In the late 19th century in France, when motorcars had just started to become fashionable, brothers André and Édouard Michelin had the bright idea of starting a tyre business.
The problem was fewer than 3,000 people in the country owned cars, so demand for the Michelin brothers’ product was somewhat limited. Not men to be defeated by the seemingly insurmountable obstacle of mathematics, they hit on an idea to entice motorists to make longer trips, which would wear out their tyres faster, increasing sales of their products.
They did this by publishing a road guide that gave motorists information on places to stay, things to see and food to eat outside the metropoles and off the beaten track in the French countryside. The Michelin Guide, which was initially offered free to motorists, had the desired effect – French people drove many kilometres in pursuit of André and Edouard’s recommendations and the brothers were only too happy to provide them with tyres for the journey.
French chef Bernard Loiseau committed suicide, a decision many speculated was the result of learning that his third Michelin star was about to be rescinded
Within two decades, the Michelin Guide had become the ultimate guide on where to eat in France and had introduced a star rating system for restaurants which grew to be the most famous and coveted accolade in the culinary world. Today, there are Michelin-starred restaurants across the globe - a recognition of cooking excellence.
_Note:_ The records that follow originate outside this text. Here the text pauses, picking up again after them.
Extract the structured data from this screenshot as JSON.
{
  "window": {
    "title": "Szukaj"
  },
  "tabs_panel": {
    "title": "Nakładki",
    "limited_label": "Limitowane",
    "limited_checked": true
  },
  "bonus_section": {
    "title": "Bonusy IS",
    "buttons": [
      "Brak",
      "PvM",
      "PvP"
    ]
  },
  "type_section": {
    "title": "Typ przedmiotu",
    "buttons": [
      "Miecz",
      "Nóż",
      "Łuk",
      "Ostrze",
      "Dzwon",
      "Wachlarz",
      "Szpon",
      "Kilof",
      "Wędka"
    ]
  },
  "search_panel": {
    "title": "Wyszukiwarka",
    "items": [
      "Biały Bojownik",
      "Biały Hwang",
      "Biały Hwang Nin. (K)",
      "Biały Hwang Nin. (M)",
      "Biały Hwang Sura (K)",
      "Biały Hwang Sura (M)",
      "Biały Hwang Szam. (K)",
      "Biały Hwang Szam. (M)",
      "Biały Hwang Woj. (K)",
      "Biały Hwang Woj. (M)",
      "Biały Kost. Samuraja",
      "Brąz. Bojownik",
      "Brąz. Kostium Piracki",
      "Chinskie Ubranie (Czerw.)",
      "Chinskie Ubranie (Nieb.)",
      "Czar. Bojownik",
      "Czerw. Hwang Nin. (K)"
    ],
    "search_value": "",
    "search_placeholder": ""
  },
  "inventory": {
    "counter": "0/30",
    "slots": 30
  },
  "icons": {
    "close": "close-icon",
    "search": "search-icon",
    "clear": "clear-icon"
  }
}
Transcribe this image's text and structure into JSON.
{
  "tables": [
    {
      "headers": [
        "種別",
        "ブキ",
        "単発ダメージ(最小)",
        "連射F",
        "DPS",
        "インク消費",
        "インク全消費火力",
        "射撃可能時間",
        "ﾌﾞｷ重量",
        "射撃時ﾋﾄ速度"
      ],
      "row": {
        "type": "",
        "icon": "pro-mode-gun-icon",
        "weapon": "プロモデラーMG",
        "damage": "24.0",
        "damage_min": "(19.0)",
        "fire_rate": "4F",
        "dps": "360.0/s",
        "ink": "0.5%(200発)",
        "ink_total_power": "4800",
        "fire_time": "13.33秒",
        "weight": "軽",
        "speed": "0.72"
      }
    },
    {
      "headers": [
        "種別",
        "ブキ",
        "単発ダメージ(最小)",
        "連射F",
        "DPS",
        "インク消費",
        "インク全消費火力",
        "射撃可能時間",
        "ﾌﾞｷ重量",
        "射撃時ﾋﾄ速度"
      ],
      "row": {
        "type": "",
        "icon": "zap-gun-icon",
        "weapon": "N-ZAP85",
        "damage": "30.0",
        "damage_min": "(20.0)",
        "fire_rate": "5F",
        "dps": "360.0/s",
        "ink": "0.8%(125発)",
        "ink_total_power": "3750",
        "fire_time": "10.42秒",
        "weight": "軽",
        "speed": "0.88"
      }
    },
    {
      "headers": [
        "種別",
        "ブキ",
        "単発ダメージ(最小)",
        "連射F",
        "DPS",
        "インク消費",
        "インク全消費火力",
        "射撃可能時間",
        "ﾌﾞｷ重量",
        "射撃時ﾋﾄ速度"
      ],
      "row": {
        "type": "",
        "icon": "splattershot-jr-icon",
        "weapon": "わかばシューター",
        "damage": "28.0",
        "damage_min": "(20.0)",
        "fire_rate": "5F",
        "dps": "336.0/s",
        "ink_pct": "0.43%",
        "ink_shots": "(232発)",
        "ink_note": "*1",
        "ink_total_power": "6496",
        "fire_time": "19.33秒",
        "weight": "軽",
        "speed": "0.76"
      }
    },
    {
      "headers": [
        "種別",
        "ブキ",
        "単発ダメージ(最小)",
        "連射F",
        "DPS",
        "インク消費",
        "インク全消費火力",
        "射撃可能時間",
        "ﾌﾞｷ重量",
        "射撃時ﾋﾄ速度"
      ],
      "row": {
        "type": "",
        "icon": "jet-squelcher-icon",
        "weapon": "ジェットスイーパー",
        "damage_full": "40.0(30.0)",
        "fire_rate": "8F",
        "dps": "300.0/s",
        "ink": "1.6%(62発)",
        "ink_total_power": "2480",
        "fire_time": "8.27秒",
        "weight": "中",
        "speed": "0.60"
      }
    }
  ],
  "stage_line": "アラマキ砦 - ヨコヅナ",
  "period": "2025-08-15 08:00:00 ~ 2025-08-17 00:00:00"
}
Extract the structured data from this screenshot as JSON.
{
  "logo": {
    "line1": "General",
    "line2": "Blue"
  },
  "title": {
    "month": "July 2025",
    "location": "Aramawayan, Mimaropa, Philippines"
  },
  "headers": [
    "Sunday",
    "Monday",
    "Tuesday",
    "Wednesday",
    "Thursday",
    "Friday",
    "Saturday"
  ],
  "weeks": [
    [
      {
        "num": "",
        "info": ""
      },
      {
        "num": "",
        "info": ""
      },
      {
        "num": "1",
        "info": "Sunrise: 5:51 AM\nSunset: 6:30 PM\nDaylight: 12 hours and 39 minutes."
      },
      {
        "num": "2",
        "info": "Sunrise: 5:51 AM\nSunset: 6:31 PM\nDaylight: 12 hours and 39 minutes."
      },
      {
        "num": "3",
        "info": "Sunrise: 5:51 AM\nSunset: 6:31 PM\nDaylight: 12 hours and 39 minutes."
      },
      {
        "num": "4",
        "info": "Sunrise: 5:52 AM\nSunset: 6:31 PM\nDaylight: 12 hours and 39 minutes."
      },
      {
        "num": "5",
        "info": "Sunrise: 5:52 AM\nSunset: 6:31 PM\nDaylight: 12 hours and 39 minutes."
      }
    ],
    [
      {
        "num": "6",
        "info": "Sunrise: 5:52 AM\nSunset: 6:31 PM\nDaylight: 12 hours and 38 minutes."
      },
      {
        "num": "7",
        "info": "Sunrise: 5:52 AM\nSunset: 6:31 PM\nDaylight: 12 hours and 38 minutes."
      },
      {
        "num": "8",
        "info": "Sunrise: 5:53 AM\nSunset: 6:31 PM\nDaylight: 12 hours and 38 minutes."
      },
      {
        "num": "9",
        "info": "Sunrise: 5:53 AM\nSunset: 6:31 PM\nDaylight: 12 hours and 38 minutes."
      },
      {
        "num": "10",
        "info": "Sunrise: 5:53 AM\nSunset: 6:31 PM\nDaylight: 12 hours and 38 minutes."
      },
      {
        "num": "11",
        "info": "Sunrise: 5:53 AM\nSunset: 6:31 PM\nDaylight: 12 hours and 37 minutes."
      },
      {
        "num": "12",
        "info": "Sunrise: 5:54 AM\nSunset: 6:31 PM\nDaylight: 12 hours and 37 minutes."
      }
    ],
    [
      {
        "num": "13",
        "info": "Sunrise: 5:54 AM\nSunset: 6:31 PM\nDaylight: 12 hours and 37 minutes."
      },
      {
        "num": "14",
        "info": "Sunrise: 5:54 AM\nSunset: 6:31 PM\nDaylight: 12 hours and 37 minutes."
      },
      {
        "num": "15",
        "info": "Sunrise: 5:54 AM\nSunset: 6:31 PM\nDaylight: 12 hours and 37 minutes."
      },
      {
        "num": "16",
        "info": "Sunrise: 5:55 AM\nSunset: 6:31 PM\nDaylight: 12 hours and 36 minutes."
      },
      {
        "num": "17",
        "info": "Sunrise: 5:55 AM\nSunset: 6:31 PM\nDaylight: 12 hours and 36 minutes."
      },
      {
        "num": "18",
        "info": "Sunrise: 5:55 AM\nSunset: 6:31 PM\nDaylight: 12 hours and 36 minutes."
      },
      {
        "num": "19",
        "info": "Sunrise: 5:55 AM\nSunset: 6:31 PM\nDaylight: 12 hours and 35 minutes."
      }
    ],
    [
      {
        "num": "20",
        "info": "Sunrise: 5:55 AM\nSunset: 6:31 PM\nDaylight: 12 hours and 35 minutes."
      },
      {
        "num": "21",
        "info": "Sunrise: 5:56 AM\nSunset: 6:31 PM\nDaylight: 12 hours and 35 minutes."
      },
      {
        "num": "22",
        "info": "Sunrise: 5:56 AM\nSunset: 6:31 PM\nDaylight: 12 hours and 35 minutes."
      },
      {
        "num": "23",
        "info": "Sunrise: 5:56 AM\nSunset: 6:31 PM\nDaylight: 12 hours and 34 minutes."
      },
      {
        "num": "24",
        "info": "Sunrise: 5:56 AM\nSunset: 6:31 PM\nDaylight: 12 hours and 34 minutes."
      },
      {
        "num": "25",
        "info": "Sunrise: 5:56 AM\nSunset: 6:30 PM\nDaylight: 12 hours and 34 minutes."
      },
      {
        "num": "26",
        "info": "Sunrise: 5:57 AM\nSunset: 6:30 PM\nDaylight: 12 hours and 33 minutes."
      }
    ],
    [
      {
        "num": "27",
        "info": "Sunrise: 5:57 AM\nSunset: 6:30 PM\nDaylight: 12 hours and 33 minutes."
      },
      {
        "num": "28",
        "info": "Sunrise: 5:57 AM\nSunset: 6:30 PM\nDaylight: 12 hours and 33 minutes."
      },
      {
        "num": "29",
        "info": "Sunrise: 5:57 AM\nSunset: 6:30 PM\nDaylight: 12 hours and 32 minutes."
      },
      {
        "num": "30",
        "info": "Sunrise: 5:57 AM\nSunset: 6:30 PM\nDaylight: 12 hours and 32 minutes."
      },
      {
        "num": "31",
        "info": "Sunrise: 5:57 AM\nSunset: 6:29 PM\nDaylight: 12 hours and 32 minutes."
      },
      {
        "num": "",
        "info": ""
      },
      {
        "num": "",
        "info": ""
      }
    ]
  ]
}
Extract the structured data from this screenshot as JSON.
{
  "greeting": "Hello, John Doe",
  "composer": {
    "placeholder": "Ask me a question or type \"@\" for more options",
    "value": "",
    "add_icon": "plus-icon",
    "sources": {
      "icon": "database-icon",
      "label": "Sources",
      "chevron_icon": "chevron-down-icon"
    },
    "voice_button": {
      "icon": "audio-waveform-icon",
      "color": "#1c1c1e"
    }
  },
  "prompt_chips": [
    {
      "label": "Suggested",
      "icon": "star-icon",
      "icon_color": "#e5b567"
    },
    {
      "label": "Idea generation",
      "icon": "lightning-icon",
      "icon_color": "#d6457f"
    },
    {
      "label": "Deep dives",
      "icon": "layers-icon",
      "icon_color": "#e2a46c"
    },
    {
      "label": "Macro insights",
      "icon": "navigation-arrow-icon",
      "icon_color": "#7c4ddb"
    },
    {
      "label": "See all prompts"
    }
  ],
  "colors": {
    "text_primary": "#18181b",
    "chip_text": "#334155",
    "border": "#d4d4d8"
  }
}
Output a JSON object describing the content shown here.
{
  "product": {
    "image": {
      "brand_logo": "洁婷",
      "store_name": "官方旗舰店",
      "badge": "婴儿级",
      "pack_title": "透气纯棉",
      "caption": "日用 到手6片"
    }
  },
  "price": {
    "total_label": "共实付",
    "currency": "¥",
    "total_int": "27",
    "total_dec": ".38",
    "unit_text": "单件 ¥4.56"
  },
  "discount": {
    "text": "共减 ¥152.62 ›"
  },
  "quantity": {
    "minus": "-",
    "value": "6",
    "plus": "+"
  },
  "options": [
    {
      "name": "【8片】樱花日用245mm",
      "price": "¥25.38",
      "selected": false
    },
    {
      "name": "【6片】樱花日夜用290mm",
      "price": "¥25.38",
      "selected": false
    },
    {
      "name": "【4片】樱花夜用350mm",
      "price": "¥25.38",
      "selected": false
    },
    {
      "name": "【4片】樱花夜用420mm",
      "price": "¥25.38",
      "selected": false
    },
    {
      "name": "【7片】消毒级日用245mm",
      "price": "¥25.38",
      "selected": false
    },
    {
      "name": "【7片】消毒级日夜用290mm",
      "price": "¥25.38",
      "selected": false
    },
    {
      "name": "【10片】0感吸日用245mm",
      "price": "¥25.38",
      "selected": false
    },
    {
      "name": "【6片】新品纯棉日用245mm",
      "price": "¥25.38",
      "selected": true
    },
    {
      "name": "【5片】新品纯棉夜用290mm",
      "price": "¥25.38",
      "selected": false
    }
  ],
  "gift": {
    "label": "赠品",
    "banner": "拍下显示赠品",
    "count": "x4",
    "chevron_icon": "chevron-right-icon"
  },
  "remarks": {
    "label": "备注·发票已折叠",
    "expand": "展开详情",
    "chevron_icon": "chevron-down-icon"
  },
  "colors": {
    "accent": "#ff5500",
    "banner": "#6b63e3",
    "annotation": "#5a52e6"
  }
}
In 2003, French chef Bernard Loiseau committed suicide, a decision many speculated was the result of learning that his third Michelin star was about to be rescinded. At the time, Loiseau’s death was a tragic indication of the value of the stars to the health and wealth of establishments. But these days it seems Michelin has lost touch with the dining habits and tastes of food lovers and food creators in the increasingly chop-and-change 21st century.
Traditionally, stars are awarded to restaurants, not chefs, and if a chef wishes to change a menu or spice things up, the stars previously awarded are no longer applicable and must be re-earned. Other awards, such as the World’s 50 Best List and the James Beard Awards, have become more sought after and seem to better indicate the tastes of the era than the increasingly stodgy pat on the back offered by Michelin and Bib Gourmand (the company’s nickname for its famous mascot, the Michelin Man).
Michelin has tried to spruce up its image by making open calls for applications for people to join the ranks of its famous, secretive and anonymous army of inspectors but this doesn’t seem to be helping. Restaurants such as Noma in Denmark – which is a frequent winner of the World’s 50 Best list – still only have two Michelin stars. The company has been accused of showing bias towards French restaurants, giving more generously in countries where tourism boards have paid them for starring their restaurants, shirking from rewarding the efforts of women and chefs of colour and failing to satisfactorily define what constitutes a restaurant.
The decline of Michelin is reflected in increasing reports of chefs around the world wanting to give back their stars. They increasingly feel the stars are stifling, rather than inspiring, and that accolades such as the World’s 50 Best are more in tune with the current tastes of diners and food creators.
The days of a chef putting a gun in his mouth and pulling the trigger at news of the loss of a Michelin star seem to be over and, with those who make the world’s best food losing the desire to acquire the nod from Michelin, it seems unless the company makes drastic changes to its evaluation policies, it’s not going to make the grade.